Don’t get me wrong. Growing up, I loved to read and write. It just never occurred to be to want to be a writer. I wanted to be a teacher.
I realized at some point in high school that it would be hard for me to be a public school teacher. For one, I didn’t have an abundance of patience for large groups of kids (still don’t). Plus, with only one working vocal cord, how on earth would I be able to talk (loudly) day in and day out. My voice would be gone before I turned 30!
Thus began the struggle to find myself.
In college, I didn’t know what I wanted to be. I just knew I wanted to help people. I bounced back and forth between wanting to be a social worker and wanting to be a drug and alcohol abuse counselor.
One of my bosses asked me, “What makes you think you can be an alcohol and drug abuse counselor?”
I shrugged. I didn’t know—I just wanted to help.
He shook his head. “Have you ever had to overcome some kind of addiction?”
I shook my head.
“Have you ever tried drugs?”
Shook my head again.
Guess that career path may not be for me—I could still be a social worker, though. Except, could I really take kids from their homes? Could I be strong when they were in tears?
“There’s no money in that,” someone told me once. Really, I didn’t care about the money, never have. But when you combined my real fears and the thought of barely being able to afford an apartment, it shook me up a bit.

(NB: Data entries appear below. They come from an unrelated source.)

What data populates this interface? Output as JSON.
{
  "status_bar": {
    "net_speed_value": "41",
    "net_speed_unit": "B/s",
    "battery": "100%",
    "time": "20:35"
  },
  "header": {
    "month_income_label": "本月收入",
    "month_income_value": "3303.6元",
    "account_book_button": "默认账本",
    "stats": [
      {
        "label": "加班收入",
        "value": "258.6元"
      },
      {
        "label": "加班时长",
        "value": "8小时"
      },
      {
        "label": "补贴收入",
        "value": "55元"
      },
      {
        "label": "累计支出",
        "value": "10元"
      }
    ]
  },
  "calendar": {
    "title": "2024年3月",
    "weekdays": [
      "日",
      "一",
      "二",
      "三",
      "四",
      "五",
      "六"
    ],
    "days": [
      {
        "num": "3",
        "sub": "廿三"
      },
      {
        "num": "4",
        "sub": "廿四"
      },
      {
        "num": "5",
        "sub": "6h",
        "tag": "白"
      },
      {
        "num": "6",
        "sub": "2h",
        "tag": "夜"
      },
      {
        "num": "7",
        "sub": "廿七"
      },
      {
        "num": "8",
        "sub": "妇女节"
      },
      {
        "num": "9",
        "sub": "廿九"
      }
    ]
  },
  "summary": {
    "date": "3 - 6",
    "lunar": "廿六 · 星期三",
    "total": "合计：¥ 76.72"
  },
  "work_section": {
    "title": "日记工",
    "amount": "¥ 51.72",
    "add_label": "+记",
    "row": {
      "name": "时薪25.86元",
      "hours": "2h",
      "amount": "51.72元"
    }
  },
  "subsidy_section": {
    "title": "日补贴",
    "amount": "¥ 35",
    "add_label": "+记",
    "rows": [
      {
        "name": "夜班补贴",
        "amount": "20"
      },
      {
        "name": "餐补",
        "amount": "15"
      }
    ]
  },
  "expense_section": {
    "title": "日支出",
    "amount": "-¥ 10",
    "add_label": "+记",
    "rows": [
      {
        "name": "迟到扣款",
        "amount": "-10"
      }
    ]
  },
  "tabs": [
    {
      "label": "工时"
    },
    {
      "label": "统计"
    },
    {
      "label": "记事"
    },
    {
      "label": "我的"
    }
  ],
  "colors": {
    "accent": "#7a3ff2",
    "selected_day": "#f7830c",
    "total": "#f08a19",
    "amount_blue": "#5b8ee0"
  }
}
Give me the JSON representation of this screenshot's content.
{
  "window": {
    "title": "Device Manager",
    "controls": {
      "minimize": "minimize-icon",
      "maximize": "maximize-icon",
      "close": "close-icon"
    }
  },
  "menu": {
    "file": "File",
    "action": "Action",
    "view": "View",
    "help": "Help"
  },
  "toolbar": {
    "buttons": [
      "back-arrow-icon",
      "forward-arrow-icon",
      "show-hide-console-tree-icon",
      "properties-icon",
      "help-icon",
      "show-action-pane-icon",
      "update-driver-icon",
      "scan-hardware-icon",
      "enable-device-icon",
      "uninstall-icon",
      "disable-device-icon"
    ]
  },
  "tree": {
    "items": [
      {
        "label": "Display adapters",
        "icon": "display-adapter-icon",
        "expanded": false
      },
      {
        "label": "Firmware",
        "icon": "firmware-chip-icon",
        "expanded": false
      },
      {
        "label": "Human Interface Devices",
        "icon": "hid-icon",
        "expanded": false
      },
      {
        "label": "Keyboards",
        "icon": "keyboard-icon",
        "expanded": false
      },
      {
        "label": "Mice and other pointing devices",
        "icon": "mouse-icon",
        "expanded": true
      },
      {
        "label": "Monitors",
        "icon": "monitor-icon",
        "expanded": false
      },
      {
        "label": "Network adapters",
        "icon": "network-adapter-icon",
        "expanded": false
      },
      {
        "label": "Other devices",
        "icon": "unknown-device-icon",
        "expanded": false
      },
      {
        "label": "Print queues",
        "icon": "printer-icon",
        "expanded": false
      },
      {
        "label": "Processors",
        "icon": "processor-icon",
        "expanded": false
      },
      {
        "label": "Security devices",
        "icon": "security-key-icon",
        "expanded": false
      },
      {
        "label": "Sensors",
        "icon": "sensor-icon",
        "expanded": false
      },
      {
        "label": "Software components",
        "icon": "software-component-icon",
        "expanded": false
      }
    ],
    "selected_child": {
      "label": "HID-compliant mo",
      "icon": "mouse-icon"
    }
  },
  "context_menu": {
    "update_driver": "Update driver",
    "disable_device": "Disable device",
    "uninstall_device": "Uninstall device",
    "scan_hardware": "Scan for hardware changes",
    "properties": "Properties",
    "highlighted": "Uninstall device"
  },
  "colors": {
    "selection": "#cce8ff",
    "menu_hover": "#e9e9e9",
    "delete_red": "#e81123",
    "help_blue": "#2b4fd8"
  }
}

Now what do I do?
Drop out of school, of course. Why waste the money when you don’t know what you’re going to do?
One day, about four years later, I was sitting at work (bank teller), chatting with a co-worker. I don’t remember how we got on the subject, but she was telling me about how her bus driver in 8th grade had turned out to be an estranged grandmother who had gotten the job just to be near her.
This sparked an idea. What if it had been her father (he was supposedly dead)? And what if her father was protecting her? What if he had been part of a heist where the money had gone missing and he had gone to jail? What if those men were still looking for the money? What if . . .
Thus was born the first (in a long time) story idea: The Bus Driver.
Of course, this YA suspense is in the back of my closet and may never see the light of day again, but it was my first. I learned so much just in writing that first draft. I didn’t stick with it long after the first draft, as another novel idea popped into my mind.
I tumbled into the world of writing, head first. Now, here I am, several years later. I’m still not published, but with each book, I’ve gotten closer and closer. Editors and agents actually seem interested. Maybe this dream is close at hand. Maybe I’ve found the perfect place for me.
What about you? Where did you first get the writing bug? That first “real” story?